Have you ever thought about the difference between wild and domesticated animals?

Domesticated animals such as cats and dogs seek human company and enjoy to be petted, cuddled and played with. They depend on their human owners for food, housing and leadership.

Wild animals are considered wild because they are species that have not been domesticated and therefore have a natural fear of everything that's physically bigger than them, including us, their biggest predator. It doesn't matter if you raised the animal from his first day of life, they have different instincts than domestic species.

This will become a factor as they mature into an animal that can be very hard to manage and very high maintenance. The cute baby animal you wanted to save with great intentions is now in danger of being confiscated, killed, relegated to living in a cage, or even harming someone.

There is also a tremendous and painful emotional separation that can occur - not just for you, but for the now confused animal! It just isn't fair and it derives from a selfish desire. We must think "long term".


People trying to help wild animals sometimes receive serious injuries. Many expect an animal to recognize their kind intentions and love and do everything in their power to convince the scared animal to not be afraid. Yet that fear is the key to their survival, instilled in their genes throughout evolution.

Sometimes young animals become imprinted and dependent up their human captors and if released back into the wild may become a nuisance or simply die because of the human interference in their lives that prevented them from learning critical survival skills.

In addition, wild animals deserve the best possible care which requires expert training and knowledge considering that each species has specialized needs. Orphans require individual diets and formulas to grow strong and healthy.

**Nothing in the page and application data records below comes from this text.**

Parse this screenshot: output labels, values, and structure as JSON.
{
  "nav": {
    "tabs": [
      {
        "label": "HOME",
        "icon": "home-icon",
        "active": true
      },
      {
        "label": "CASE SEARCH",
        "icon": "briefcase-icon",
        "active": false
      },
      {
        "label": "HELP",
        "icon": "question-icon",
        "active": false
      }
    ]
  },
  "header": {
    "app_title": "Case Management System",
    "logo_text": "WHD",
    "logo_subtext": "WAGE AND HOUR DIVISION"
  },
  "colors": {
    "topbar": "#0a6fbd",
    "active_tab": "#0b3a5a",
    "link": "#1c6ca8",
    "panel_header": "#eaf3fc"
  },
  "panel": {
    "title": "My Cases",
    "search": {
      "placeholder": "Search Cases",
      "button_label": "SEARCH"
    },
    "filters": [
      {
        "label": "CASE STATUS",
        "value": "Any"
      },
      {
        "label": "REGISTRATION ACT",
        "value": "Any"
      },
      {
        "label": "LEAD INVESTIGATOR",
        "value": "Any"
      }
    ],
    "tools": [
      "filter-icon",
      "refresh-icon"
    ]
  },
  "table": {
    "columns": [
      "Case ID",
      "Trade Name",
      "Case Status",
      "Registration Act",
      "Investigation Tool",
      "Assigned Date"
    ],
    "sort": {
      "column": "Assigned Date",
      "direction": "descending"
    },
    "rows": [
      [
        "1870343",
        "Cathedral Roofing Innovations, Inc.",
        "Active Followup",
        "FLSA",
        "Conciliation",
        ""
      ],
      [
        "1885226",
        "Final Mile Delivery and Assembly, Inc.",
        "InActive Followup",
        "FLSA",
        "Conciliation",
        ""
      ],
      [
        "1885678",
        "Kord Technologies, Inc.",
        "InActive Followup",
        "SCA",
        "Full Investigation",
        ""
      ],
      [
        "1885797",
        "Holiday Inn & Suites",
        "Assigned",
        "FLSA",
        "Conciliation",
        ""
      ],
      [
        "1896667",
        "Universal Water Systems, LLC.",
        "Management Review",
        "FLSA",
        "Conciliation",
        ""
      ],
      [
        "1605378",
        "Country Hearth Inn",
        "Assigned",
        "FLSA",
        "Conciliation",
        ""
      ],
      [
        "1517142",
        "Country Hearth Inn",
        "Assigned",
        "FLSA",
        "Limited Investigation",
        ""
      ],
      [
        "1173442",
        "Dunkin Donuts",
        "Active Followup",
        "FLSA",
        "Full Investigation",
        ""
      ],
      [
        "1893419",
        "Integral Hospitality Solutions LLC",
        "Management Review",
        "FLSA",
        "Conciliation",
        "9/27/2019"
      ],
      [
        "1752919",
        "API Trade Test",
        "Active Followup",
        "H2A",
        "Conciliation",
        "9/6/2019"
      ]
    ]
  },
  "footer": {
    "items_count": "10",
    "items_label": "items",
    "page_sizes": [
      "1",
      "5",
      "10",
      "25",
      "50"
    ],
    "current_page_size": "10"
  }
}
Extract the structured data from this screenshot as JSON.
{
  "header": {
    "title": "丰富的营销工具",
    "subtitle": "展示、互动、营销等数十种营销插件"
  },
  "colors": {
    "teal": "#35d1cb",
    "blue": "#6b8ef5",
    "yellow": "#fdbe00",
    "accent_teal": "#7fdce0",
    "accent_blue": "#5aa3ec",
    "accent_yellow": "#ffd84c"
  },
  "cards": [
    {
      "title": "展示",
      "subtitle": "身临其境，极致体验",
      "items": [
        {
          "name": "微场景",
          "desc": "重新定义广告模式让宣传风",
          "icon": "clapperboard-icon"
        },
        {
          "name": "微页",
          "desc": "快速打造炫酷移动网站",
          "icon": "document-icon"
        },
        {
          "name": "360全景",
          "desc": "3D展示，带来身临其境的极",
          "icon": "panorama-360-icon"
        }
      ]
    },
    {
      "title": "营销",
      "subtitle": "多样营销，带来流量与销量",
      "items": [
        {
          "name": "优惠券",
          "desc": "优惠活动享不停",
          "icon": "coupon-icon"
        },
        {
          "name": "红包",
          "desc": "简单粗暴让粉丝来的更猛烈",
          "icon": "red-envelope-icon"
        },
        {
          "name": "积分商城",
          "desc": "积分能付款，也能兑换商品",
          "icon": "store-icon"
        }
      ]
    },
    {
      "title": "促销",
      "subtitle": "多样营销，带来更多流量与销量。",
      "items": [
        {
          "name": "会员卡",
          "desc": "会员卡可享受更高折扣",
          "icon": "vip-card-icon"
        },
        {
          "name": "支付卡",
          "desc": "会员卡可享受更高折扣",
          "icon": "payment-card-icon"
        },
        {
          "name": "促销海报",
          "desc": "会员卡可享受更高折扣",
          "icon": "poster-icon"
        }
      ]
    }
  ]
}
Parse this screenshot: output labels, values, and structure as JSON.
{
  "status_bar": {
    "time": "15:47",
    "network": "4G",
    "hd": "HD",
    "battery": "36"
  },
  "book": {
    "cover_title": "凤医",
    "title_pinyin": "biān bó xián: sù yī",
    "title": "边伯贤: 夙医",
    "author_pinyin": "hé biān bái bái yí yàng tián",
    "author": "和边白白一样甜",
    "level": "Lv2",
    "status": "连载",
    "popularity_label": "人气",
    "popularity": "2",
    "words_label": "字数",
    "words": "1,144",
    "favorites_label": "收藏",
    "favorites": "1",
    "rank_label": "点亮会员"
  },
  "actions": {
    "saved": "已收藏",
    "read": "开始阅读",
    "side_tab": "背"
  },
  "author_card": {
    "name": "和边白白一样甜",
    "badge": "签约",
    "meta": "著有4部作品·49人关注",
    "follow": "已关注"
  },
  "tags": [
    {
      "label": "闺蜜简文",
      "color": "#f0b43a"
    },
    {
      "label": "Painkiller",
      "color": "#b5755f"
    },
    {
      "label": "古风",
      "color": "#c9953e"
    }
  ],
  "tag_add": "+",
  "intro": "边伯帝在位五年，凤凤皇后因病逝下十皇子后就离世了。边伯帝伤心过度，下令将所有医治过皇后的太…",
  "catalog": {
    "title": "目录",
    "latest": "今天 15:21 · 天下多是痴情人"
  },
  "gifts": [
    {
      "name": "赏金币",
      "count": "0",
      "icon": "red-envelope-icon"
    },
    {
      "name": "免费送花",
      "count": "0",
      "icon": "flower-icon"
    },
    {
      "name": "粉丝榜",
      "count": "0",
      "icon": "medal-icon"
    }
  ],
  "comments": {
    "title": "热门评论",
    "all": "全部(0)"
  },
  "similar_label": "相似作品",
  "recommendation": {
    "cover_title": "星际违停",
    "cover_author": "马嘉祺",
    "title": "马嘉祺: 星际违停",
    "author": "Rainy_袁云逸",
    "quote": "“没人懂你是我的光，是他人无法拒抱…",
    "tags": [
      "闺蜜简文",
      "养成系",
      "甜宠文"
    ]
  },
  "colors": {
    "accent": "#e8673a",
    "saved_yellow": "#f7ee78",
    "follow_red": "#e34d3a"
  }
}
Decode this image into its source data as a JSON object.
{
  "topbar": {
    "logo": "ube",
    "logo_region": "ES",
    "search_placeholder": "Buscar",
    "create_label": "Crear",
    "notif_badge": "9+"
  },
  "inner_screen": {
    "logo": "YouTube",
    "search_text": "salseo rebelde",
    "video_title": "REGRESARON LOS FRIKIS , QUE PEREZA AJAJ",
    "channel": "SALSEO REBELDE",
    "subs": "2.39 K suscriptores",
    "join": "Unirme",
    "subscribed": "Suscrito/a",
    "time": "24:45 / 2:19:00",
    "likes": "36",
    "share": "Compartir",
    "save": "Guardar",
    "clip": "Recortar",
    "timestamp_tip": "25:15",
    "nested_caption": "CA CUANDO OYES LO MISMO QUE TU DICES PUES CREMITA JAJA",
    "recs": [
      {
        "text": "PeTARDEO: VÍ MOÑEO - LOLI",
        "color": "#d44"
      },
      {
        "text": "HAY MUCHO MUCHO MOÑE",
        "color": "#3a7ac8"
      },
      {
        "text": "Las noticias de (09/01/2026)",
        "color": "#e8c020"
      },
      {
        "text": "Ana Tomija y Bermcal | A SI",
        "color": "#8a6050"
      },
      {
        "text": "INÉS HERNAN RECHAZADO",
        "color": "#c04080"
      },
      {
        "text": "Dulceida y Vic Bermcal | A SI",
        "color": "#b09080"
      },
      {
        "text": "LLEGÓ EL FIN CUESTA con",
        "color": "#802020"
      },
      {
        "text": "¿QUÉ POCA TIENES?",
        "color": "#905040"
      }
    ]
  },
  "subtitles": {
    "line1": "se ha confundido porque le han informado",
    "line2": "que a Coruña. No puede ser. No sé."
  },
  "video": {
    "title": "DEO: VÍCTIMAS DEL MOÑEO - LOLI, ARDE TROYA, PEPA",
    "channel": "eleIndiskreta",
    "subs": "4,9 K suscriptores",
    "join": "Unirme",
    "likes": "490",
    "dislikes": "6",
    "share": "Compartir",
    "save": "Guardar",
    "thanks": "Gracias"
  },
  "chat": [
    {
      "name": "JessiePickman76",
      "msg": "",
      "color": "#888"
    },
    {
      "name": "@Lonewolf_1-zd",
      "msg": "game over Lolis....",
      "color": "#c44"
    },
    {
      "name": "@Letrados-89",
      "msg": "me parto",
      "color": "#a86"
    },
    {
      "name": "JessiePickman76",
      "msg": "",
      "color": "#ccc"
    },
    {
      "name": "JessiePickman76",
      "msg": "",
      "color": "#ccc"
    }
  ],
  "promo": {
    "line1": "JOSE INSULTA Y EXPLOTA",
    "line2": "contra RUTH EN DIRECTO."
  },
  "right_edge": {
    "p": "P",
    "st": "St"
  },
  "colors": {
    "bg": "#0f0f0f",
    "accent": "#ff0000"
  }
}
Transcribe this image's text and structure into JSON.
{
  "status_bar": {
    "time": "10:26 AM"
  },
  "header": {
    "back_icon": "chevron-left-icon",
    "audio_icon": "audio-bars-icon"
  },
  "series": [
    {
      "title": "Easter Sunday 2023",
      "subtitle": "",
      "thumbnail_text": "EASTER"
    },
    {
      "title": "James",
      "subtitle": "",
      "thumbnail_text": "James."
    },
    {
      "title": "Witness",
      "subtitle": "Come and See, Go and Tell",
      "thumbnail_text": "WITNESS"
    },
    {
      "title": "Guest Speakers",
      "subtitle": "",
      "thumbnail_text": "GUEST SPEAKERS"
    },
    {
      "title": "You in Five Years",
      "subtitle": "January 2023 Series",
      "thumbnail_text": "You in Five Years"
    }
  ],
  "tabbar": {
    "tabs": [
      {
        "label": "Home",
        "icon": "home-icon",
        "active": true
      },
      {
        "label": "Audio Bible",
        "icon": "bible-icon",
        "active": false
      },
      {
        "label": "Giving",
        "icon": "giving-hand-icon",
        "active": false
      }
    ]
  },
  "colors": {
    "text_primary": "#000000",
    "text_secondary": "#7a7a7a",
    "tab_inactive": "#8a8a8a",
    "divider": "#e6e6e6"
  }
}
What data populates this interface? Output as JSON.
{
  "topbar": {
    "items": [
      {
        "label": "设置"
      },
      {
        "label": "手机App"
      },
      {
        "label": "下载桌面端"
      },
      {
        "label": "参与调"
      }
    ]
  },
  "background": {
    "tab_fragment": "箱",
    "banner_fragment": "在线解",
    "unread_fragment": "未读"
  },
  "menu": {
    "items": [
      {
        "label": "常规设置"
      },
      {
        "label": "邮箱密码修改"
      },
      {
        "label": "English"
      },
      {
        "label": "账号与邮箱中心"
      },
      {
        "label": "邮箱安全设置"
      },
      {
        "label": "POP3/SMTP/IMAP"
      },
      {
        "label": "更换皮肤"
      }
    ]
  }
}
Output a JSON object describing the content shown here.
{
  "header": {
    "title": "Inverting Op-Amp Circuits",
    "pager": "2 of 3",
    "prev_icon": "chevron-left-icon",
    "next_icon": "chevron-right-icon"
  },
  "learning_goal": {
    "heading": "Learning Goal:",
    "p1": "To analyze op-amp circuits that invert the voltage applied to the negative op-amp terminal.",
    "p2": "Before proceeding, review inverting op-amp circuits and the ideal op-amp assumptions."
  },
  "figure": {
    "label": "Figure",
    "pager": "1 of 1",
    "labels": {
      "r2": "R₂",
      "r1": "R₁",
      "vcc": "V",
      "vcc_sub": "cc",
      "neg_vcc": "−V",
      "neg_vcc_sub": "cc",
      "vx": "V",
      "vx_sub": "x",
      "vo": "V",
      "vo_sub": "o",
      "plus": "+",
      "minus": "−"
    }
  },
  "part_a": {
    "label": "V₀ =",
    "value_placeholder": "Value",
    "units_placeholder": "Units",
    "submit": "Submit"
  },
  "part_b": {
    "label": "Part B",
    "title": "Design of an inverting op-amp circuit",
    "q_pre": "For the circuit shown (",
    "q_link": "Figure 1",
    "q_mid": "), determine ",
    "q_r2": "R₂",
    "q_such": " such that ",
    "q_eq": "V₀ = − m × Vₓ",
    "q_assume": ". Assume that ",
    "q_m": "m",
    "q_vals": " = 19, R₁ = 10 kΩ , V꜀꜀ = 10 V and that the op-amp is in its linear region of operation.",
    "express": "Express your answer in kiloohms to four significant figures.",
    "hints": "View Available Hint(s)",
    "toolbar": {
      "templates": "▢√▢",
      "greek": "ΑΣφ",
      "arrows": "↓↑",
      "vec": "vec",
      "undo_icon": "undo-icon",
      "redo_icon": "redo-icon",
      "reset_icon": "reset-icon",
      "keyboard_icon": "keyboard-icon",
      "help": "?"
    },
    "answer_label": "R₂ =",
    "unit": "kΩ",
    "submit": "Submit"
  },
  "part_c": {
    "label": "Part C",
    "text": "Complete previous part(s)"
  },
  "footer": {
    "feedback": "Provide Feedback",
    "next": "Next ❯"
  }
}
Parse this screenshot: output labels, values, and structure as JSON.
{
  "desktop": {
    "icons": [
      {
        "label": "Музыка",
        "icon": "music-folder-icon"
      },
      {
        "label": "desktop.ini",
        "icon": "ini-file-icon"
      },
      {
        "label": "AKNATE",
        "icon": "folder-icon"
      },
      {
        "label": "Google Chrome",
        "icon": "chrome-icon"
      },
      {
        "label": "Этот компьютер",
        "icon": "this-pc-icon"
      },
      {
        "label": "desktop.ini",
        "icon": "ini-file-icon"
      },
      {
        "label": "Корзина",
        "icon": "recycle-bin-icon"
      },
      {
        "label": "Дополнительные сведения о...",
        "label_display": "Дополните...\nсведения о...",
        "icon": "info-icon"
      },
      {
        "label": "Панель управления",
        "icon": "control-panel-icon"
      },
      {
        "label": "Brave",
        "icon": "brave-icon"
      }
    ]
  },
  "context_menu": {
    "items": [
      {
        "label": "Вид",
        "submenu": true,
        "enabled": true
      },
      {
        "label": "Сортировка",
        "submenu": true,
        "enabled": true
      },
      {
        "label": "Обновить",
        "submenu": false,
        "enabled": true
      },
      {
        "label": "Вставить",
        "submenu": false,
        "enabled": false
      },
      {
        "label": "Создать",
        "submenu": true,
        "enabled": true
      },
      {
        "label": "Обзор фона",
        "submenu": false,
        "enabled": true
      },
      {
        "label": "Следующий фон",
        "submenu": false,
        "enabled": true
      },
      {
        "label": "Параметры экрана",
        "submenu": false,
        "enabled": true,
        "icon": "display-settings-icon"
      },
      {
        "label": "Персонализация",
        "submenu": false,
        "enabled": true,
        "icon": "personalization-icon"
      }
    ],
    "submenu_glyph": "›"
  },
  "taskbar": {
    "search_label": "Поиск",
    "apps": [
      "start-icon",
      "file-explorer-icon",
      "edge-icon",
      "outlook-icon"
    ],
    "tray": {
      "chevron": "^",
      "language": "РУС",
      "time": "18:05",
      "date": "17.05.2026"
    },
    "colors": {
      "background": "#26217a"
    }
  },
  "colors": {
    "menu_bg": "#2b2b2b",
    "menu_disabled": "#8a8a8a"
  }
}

They need to learn survival skills, how to recognize and find food, recognize predators, how and where to establish their living quarters before they are released back into the wild. Most young animals need to be raised in the company of their own kind for proper social and behavioral development.


A lot of folks who ended up caring for a wild animal had plans to release the animal once it is grown or has recovered from its injuries but where not able to do so because they have grown too attached and are not capable of putting the animal's needs before their own desires.

Wildlife rehabilitators however have an advantage when they return their residents to the wild - they have years of experience in letting go and are happy for the animal. It's a privilege to return nature's very own.

They are not ours. Wildlife rehabilitators do their job selflessly for the animals, not their own feelings, gain or entertainment.

Enjoy wildlife, but leave animals to their natural habitats. Not only for the animal’s well being, but for human safety. Allow wild animals to live the way they were meant to live, wild and free.

To make a long answer short: No, you can't keep it! If you really care please learn how to help, when to help, and when maybe not to help. Sometimes "help" can be a death sentence.


Disclaimer: The information provided in this article is the property of the Rainbow Wildlife Rescue. The RWR holds all copyright interests in such material, unless specifically indicated. Permission to reprint is given with credit to the Rainbow Wildlife Rescue and noted authors.



Finding the right Kitten - Kitten or Cat? - Adopt a Cat for Life - Kitten Development - Kitten Age - Kitten Formula Recipe - Kitten Diet - Kitten Tips - Potty the Kitten - Kitten Hydration - Rehydrate the Kitten - Conjunctivitis - Runny Eyes - Eye Infections - Eye Discharge - Third Eyelid - Feline Infectious Diseases - (FIV) - (FeLV) - (FIP) - Feline Aids - Feline Leukemia - Rabies Vaccine - Feline Herpes Virus - Feline Distemper - Kitten Health Dangers - Kitten Ilnesses - Kitten Diseases - Preventative Care - Spaying and Neutering - Fixing - How to play with your Kitten - Kitten Toys - Kitten Bonding - Coccidial Infections (Coccidia) - Giardia - Cryptosporidium - Toxoplasmosis - Roundworms - Hookworms - Tapeworms - Pinworms - Whipworms - Fleas - Ticks - Ear mites - Injuries - Sneezing - Poisonous Plants - Cute Kitten Videos

Webdesign and Photos by
in Support of the Rainbow Wildlife Rescue
- Privacy Policy